▶ _Assignment_
This exercise calls for copying every line below that holds the word "handle".
(Records provided begins)
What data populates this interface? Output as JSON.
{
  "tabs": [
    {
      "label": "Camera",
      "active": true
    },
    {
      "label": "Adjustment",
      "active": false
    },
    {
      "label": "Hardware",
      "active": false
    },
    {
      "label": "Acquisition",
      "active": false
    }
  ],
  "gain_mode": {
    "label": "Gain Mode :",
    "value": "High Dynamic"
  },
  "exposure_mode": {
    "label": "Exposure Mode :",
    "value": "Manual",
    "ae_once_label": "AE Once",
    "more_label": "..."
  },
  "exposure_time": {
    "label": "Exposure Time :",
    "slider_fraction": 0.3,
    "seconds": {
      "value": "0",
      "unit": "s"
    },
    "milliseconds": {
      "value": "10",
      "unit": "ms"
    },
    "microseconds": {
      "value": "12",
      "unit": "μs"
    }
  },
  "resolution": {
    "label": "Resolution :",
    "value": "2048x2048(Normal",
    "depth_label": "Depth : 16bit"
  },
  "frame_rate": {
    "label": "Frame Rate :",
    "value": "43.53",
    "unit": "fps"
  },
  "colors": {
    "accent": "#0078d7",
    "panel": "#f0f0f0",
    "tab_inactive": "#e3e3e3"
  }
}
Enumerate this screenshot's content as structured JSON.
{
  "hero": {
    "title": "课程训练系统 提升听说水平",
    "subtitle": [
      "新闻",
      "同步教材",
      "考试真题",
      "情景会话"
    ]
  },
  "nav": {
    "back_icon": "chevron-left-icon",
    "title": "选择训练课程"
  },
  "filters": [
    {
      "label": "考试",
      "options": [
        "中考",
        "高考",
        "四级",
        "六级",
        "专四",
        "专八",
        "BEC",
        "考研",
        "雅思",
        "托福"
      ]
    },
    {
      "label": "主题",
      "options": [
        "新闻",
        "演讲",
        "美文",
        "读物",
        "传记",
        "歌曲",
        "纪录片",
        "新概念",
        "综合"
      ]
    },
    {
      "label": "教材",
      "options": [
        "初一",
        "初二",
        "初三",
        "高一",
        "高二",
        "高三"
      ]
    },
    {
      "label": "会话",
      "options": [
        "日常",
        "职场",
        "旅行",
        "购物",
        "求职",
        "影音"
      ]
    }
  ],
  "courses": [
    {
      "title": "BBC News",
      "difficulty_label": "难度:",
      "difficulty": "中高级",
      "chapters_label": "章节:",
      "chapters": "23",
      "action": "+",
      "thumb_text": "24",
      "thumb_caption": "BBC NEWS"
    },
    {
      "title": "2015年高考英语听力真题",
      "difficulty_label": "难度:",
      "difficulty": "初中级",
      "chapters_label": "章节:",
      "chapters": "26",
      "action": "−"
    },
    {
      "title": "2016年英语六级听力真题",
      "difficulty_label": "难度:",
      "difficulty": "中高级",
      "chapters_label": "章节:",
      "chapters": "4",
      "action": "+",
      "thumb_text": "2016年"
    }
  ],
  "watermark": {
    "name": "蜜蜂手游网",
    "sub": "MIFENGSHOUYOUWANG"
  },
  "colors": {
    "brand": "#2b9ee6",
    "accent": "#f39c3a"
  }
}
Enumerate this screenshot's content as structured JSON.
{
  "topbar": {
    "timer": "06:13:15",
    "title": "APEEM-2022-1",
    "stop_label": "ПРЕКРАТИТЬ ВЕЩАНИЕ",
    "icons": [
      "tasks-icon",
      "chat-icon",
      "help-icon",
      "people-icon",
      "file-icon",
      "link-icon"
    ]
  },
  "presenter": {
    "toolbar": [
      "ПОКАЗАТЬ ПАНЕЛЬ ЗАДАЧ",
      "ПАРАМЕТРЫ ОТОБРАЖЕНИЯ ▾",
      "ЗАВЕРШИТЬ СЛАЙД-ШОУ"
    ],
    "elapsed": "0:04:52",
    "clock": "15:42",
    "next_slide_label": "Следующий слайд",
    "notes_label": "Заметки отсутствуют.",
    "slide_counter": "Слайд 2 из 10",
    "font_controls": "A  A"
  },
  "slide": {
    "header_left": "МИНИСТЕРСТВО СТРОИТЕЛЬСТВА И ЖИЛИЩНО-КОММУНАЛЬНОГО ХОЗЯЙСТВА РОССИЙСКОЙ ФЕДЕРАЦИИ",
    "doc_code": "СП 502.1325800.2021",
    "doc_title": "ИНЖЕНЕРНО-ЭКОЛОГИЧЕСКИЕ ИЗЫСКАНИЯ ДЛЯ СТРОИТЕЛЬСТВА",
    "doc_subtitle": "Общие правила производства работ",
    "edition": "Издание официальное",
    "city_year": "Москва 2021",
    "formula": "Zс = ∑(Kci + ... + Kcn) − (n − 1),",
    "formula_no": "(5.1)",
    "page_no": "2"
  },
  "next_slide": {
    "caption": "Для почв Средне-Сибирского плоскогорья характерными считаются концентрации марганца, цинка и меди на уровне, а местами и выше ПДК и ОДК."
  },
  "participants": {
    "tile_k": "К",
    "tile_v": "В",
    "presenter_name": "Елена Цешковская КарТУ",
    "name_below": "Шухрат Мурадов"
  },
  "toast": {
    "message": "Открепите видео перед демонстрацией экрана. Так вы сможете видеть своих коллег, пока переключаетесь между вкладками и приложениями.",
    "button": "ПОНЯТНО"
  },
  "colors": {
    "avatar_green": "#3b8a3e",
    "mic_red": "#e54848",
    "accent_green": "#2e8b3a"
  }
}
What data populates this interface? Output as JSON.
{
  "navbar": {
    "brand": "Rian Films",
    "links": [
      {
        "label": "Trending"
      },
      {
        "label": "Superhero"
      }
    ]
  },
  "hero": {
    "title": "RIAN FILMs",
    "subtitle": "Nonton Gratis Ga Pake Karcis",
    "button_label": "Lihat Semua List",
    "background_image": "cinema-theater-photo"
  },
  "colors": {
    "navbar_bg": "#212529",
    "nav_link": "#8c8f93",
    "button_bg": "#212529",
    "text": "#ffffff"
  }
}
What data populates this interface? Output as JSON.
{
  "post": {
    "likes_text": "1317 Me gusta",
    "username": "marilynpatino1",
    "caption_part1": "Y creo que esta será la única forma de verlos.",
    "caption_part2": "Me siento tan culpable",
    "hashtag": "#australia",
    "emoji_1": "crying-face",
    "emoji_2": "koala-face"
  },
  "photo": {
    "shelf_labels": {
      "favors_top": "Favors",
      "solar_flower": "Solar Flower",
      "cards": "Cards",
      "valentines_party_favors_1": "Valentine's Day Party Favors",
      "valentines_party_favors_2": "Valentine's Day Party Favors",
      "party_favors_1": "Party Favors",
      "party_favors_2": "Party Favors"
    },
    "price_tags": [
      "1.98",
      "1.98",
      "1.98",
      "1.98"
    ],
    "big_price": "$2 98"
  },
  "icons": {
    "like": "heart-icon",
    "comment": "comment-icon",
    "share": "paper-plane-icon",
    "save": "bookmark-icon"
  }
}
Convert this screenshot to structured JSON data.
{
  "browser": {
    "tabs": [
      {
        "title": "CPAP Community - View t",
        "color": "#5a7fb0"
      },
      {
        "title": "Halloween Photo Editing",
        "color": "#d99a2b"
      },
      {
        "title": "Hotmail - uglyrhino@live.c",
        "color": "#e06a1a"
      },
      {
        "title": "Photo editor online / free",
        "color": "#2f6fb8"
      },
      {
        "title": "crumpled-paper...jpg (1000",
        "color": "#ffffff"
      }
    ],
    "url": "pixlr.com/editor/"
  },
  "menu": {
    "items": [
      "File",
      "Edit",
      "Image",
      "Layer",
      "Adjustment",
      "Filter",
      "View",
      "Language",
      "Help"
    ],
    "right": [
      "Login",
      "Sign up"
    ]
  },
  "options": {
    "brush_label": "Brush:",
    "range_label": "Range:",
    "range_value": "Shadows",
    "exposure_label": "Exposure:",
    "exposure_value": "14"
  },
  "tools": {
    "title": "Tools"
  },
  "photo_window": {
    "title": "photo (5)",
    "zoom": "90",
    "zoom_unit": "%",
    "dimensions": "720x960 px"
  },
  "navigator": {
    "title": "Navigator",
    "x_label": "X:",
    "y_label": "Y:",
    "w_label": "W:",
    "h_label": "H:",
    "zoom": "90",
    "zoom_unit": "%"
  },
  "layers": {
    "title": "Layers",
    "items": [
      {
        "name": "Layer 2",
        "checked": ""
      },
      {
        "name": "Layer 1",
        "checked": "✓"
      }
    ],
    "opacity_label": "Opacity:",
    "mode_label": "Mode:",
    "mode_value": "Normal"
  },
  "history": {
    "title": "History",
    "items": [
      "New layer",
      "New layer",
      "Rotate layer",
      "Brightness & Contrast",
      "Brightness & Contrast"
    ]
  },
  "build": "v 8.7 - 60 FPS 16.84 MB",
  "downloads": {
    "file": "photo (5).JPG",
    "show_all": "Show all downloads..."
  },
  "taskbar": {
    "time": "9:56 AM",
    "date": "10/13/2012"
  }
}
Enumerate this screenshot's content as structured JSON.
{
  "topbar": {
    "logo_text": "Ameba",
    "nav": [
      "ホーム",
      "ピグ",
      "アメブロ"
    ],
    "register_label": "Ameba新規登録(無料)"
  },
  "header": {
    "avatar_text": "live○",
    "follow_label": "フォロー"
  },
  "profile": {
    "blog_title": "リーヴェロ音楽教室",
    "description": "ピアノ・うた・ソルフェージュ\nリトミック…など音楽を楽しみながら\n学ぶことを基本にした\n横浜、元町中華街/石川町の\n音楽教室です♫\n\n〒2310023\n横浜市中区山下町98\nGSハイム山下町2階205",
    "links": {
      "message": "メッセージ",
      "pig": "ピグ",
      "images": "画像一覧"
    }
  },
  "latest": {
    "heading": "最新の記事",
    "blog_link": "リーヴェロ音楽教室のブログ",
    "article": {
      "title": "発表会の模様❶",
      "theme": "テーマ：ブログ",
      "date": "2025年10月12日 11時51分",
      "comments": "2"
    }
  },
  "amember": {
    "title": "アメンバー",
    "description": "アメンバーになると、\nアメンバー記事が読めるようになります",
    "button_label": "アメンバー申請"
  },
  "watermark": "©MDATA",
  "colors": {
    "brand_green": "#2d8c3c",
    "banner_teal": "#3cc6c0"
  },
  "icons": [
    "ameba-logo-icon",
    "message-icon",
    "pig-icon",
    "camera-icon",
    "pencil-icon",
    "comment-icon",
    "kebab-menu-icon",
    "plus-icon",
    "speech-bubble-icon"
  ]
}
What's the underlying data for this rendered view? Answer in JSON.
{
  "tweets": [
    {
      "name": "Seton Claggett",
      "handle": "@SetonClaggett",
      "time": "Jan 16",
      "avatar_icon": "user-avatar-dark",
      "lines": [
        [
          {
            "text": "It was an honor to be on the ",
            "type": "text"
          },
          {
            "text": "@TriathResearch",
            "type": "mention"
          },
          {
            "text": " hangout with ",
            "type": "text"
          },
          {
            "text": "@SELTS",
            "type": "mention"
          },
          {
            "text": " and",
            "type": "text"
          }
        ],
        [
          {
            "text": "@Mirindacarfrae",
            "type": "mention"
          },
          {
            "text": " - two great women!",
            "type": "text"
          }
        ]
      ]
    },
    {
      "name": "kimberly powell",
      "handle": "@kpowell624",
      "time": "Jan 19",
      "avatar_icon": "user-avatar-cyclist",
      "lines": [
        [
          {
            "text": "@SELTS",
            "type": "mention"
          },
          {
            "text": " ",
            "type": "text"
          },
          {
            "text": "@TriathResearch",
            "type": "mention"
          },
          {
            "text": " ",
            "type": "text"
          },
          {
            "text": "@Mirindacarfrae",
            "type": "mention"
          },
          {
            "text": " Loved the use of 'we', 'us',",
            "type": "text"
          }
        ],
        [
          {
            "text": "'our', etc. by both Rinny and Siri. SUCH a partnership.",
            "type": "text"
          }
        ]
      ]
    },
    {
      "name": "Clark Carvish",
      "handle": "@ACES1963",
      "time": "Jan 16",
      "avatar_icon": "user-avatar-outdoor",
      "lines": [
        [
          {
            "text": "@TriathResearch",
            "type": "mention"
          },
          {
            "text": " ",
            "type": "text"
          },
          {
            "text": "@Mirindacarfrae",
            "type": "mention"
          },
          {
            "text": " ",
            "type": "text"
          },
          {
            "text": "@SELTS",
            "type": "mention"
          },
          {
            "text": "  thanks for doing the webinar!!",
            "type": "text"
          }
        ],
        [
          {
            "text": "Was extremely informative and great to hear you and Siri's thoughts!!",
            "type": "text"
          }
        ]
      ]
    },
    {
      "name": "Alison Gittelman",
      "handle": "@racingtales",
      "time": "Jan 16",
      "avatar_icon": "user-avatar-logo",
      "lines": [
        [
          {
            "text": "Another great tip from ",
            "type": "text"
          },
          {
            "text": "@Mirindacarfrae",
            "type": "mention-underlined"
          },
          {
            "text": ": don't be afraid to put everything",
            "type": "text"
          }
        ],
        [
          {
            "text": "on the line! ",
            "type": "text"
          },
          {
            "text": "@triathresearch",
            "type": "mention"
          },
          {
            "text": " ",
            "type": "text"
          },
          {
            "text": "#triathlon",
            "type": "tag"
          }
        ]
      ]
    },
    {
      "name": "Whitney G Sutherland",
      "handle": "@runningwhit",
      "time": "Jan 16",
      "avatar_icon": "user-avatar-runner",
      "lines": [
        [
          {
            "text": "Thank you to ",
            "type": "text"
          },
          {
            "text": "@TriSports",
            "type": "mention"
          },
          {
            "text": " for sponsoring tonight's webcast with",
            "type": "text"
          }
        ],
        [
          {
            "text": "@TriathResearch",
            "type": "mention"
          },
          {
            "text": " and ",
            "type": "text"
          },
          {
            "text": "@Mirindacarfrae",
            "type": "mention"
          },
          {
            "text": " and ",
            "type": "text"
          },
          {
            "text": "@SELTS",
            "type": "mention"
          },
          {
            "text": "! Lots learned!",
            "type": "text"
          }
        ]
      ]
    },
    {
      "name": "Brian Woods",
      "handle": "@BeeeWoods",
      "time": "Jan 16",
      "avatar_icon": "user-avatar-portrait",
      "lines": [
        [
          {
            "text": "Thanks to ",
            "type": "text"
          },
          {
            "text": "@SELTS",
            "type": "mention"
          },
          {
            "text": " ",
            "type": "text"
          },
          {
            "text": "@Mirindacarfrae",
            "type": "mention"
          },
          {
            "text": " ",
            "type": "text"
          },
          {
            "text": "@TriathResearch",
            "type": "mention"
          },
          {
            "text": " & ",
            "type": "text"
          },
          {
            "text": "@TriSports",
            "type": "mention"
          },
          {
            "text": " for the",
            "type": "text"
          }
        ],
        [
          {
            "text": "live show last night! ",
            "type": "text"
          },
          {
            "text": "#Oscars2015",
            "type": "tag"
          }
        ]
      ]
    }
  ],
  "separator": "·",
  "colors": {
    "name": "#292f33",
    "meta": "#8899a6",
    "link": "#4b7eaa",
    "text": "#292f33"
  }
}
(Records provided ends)
▶ _Answer to this task_
      "handle": "@SetonClaggett",
      "handle": "@kpowell624",
      "handle": "@ACES1963",
      "handle": "@racingtales",
      "handle": "@runningwhit",
      "handle": "@BeeeWoods",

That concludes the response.